Set the records down again in full, exactly as they are, apart from the images.
··· Provided records ···
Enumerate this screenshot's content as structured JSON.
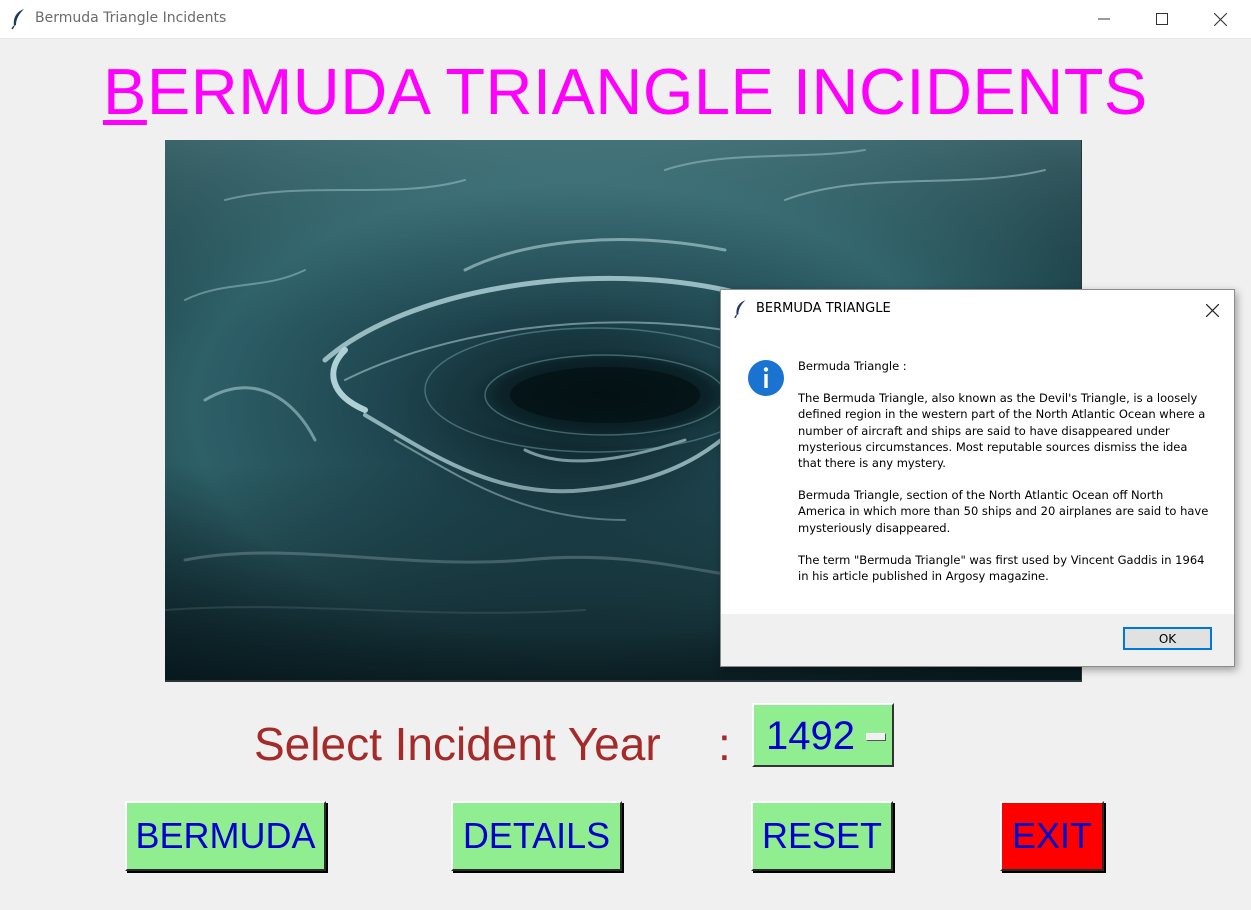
{
  "window": {
    "title": "Bermuda Triangle Incidents",
    "icon": "feather-icon"
  },
  "heading": {
    "first_letter": "B",
    "rest": "ERMUDA TRIANGLE INCIDENTS",
    "color": "#ff00ff"
  },
  "year_selector": {
    "label": "Select Incident Year",
    "colon": ":",
    "value": "1492"
  },
  "buttons": {
    "bermuda": "BERMUDA",
    "details": "DETAILS",
    "reset": "RESET",
    "exit": "EXIT"
  },
  "dialog": {
    "title": "BERMUDA TRIANGLE",
    "icon": "info-icon",
    "paragraphs": [
      "Bermuda Triangle :",
      "The Bermuda Triangle, also known as the Devil's Triangle, is a loosely defined region in the western part of the North Atlantic Ocean where a number of aircraft and ships are said to have disappeared under mysterious circumstances. Most reputable sources dismiss the idea that there is any mystery.",
      "Bermuda Triangle, section of the North Atlantic Ocean off North America in which more than 50 ships and 20 airplanes are said to have mysteriously disappeared.",
      "The term \"Bermuda Triangle\" was first used by Vincent Gaddis in 1964 in his article published in Argosy magazine."
    ],
    "ok_label": "OK"
  },
  "colors": {
    "button_green": "#90ee90",
    "exit_red": "#ff0000",
    "button_text": "#0000cc",
    "label_brown": "#a52a2a"
  }
}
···
# [Task answer]
Enumerate this screenshot's content as structured JSON.
{
  "window": {
    "title": "Bermuda Triangle Incidents",
    "icon": "feather-icon"
  },
  "heading": {
    "first_letter": "B",
    "rest": "ERMUDA TRIANGLE INCIDENTS",
    "color": "#ff00ff"
  },
  "year_selector": {
    "label": "Select Incident Year",
    "colon": ":",
    "value": "1492"
  },
  "buttons": {
    "bermuda": "BERMUDA",
    "details": "DETAILS",
    "reset": "RESET",
    "exit": "EXIT"
  },
  "dialog": {
    "title": "BERMUDA TRIANGLE",
    "icon": "info-icon",
    "paragraphs": [
      "Bermuda Triangle :",
      "The Bermuda Triangle, also known as the Devil's Triangle, is a loosely defined region in the western part of the North Atlantic Ocean where a number of aircraft and ships are said to have disappeared under mysterious circumstances. Most reputable sources dismiss the idea that there is any mystery.",
      "Bermuda Triangle, section of the North Atlantic Ocean off North America in which more than 50 ships and 20 airplanes are said to have mysteriously disappeared.",
      "The term \"Bermuda Triangle\" was first used by Vincent Gaddis in 1964 in his article published in Argosy magazine."
    ],
    "ok_label": "OK"
  },
  "colors": {
    "button_green": "#90ee90",
    "exit_red": "#ff0000",
    "button_text": "#0000cc",
    "label_brown": "#a52a2a"
  }
}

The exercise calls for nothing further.